* Could our universe be located within the interior of a wormhole which itself is part of a black hole that lies within a much larger universe? And that universe is on the back of an even larger turtle…
* Obama says kill the penny. He would say that. He hates capitalism.
* Kidding on the square: another National Review blogger calls for the repeal of the 19th Amendment.
Halla Gunnarsdóttir, an adviser to the interior minister, explains the country’s anti-smut rationale to The Guardian:
“We are a progressive, liberal society when it comes to nudity, to sexual relations, so our approach is not anti-sex but anti-violence. This is about children and gender equality, not about limiting free speech…”
This is Iceland, after all. Prime Minister Jóhanna Sigurdardóttir is the first openly lesbian government head in the world.

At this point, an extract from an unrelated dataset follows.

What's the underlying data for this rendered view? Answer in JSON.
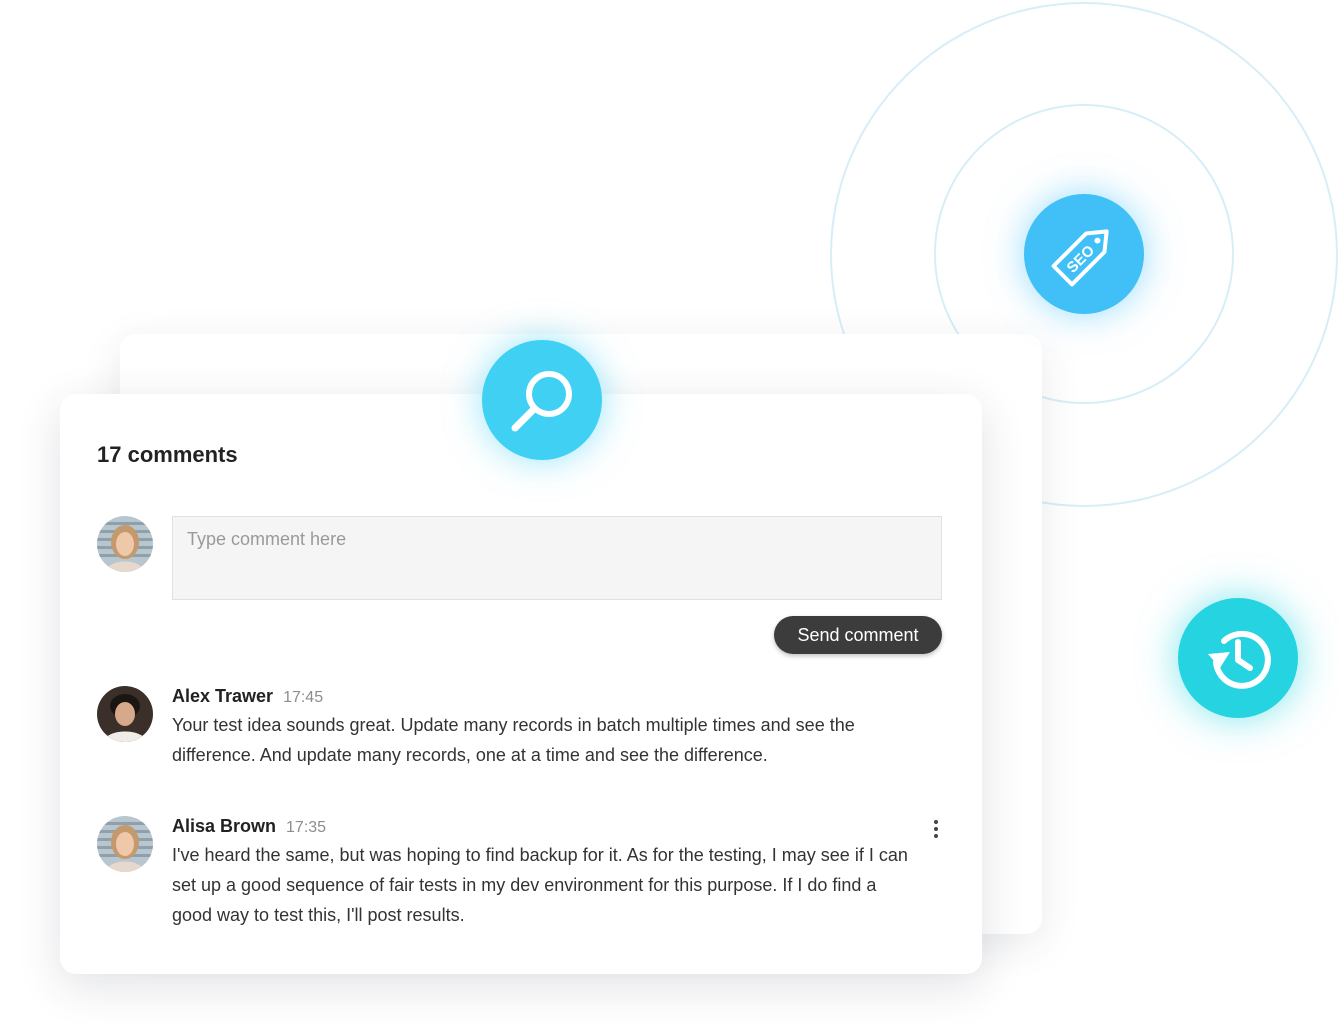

It’s already illegal to print and distribute porn within the country, and since 2010, strip clubs have been prohibited as well…
* Kenyan anti-colonial behavior: On Oct. 5, a British high court ruled that three elderly Kenyans who were tortured and abused by colonial authorities in Kenya in the 1950s can proceed with their case against the British government.
* Longitudinal study of 1,000 Wisconsin high school graduates from the class of 1957 proves that the popular kids really were just better.
* The data show that over the entire 345 years, 22 percent of all authors were female. (Even though few papers in the JSTOR archive originated in the first 100 years, the researchers still felt that examining the entire data set was worthwhile.) The data also show that women were slightly less likely than that to be first author: About 19 percent of first authors in the study were female. Women were more likely to appear as third, fourth, or fifth authors.
According to the data in just the most recent time period, it is clear that the proportion of female authors over all is rising. From 1990 to 2010, the percentage of female authors went up to 27 percent. In 2010 alone, the last year for which full figures are available, the proportion had inched up to 30 percent. “The results show us what a lot of people have been saying and many of my female colleagues have been feeling,” says Ms. Jacquet. “Things are getting better for women in academia.”
Women still are not publishing, though, in the same proportion as they are present in academe as professors. The same year that the share of female authors in the study reached 30 percent, women made up 42 percent of all full-time professors in academe and about 34 percent of all those at the most senior levels of associate and full professor, according to the American Association of University Professors.
* Why your uncles believe crazy things: this guy.
Mainstream election experts say that Spakovsky has had an improbably large impact. Richard L. Hasen, a law professor at the University of California at Irvine, and the author of a recent book, “The Voting Wars,” says, “Before 2000, there were some rumblings about Democratic voter fraud, but it really wasn’t part of the main discourse. But thanks to von Spakovsky and the flame-fanning of a few others, the myth that Democratic voter fraud is common, and that it helps Democrats win elections, has become part of the Republican orthodoxy.” In December, Reince Priebus, the chairman of the Republican National Committee, wrote, “Election fraud is a real and persistent threat to our electoral system.” He accused Democrats of “standing up for potential fraud—presumably because ending it would disenfranchise at least two of its core constituencies: the deceased and double-voters.” Hasen believes that Democrats, for their part, have made exaggerated claims about the number of voters who may be disenfranchised by Republican election-security measures. But he regards the conservative alarmists as more successful. “Their job is really done,” Hasen says. “It’s common now to assert that there is a need for voter I.D.s, even without any evidence.”
* This year is the first year the presidential debates have ignored climate change since 1984. That’s right, friends, we’re doomed!
* And scientists are on the hunt for the Forest Moon of Endor. God, I hope they find it.